RECORDS PROVIDED:
────────────────────

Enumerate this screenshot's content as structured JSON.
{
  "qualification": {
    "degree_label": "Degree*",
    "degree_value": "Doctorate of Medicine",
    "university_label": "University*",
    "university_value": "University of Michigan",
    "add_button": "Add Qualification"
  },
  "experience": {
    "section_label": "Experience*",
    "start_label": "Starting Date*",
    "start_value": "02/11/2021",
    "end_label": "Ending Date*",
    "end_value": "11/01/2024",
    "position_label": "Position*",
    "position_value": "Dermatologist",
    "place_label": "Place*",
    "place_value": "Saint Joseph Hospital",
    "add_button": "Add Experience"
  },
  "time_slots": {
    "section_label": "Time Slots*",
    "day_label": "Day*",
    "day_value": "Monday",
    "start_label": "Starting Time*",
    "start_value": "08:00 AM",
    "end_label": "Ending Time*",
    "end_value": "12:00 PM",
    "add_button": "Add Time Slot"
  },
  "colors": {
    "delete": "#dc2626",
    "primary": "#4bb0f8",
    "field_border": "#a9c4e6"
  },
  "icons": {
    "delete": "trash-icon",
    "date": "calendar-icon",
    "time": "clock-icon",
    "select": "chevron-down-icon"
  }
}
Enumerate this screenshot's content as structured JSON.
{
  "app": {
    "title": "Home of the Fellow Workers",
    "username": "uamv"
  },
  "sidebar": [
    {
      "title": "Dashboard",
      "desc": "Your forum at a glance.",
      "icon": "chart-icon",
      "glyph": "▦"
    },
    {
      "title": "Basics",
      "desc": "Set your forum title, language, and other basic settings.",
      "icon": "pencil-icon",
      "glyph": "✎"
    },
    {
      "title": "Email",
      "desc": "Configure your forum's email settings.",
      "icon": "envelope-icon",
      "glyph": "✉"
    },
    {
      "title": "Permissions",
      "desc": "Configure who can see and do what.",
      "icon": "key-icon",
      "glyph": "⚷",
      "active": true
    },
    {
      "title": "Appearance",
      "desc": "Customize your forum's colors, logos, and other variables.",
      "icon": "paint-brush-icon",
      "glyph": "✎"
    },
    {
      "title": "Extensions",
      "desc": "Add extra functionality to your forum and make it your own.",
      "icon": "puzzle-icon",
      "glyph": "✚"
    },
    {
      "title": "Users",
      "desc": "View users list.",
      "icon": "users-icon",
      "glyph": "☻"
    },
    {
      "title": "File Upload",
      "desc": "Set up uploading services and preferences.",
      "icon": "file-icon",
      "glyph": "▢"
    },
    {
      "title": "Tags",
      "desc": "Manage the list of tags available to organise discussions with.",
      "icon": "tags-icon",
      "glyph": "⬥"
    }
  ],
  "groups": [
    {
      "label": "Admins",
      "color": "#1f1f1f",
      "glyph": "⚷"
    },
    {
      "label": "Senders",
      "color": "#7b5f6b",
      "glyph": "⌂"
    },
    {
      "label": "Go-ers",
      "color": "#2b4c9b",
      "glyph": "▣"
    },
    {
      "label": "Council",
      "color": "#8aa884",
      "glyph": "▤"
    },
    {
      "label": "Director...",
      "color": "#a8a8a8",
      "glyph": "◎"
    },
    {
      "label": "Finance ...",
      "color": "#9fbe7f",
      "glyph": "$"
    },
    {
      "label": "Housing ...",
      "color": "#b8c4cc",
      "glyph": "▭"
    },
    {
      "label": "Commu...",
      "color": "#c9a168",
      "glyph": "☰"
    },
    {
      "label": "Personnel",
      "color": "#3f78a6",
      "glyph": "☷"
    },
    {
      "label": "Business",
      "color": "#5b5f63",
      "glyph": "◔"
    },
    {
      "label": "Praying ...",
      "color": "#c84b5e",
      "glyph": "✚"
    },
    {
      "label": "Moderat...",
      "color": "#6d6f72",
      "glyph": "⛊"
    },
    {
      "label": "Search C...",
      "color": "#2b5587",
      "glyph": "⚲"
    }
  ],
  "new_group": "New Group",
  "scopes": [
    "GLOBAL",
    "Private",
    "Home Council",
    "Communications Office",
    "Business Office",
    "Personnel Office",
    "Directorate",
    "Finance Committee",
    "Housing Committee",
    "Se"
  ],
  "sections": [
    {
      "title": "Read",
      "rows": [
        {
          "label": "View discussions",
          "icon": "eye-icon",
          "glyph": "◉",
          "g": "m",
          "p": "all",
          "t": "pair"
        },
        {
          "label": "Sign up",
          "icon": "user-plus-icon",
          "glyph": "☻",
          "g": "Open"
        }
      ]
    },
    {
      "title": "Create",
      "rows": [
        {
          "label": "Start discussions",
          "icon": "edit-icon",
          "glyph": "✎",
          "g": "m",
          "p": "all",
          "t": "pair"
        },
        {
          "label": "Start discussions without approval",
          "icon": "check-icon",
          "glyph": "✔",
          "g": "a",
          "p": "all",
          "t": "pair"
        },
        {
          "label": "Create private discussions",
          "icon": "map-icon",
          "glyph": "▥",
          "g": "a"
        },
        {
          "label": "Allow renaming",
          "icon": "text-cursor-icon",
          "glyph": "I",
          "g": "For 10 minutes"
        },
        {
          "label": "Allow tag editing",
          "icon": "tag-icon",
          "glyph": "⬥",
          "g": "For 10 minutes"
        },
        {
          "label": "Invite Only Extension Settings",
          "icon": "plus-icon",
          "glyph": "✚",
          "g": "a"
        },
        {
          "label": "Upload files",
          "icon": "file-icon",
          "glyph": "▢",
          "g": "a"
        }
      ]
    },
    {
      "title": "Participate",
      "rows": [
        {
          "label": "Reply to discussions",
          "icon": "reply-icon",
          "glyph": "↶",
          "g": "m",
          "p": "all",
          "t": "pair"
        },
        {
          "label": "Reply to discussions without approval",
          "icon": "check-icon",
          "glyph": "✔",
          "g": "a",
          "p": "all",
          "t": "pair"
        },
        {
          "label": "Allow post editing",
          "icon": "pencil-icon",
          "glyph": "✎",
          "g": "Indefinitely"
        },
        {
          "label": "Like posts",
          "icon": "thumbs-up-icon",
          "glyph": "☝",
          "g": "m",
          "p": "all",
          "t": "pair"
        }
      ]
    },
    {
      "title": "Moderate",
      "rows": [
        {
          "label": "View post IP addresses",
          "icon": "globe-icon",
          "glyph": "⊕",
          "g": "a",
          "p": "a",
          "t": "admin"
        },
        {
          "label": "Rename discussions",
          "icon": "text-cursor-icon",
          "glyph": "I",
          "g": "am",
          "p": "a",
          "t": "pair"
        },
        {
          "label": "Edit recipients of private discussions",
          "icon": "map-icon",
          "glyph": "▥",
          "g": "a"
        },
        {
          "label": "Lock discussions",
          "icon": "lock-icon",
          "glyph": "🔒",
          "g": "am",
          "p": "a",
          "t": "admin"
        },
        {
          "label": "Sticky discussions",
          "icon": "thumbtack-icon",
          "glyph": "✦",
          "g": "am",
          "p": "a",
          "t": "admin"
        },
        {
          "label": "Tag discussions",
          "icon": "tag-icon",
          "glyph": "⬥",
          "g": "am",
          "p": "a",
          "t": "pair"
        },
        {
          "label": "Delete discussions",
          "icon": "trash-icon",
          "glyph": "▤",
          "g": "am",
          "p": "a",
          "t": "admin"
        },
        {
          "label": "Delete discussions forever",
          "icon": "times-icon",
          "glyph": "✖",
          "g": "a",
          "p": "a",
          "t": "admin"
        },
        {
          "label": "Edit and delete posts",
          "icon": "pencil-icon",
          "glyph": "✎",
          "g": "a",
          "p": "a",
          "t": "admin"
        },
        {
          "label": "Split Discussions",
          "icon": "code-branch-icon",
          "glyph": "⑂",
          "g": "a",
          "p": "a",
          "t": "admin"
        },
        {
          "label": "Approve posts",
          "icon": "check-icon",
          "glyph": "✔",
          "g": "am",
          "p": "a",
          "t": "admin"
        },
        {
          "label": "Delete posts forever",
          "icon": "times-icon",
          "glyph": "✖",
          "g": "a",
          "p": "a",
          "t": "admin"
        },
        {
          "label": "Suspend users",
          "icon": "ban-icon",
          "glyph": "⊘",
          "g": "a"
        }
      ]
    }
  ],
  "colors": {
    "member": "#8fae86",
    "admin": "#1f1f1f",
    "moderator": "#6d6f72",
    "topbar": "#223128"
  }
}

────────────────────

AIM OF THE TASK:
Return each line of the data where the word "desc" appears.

SOLUTION TO THE PROBLEM:
      "desc": "Your forum at a glance.",
      "desc": "Set your forum title, language, and other basic settings.",
      "desc": "Configure your forum's email settings.",
      "desc": "Configure who can see and do what.",
      "desc": "Customize your forum's colors, logos, and other variables.",
      "desc": "Add extra functionality to your forum and make it your own.",
      "desc": "View users list.",
      "desc": "Set up uploading services and preferences.",
      "desc": "Manage the list of tags available to organise discussions with.",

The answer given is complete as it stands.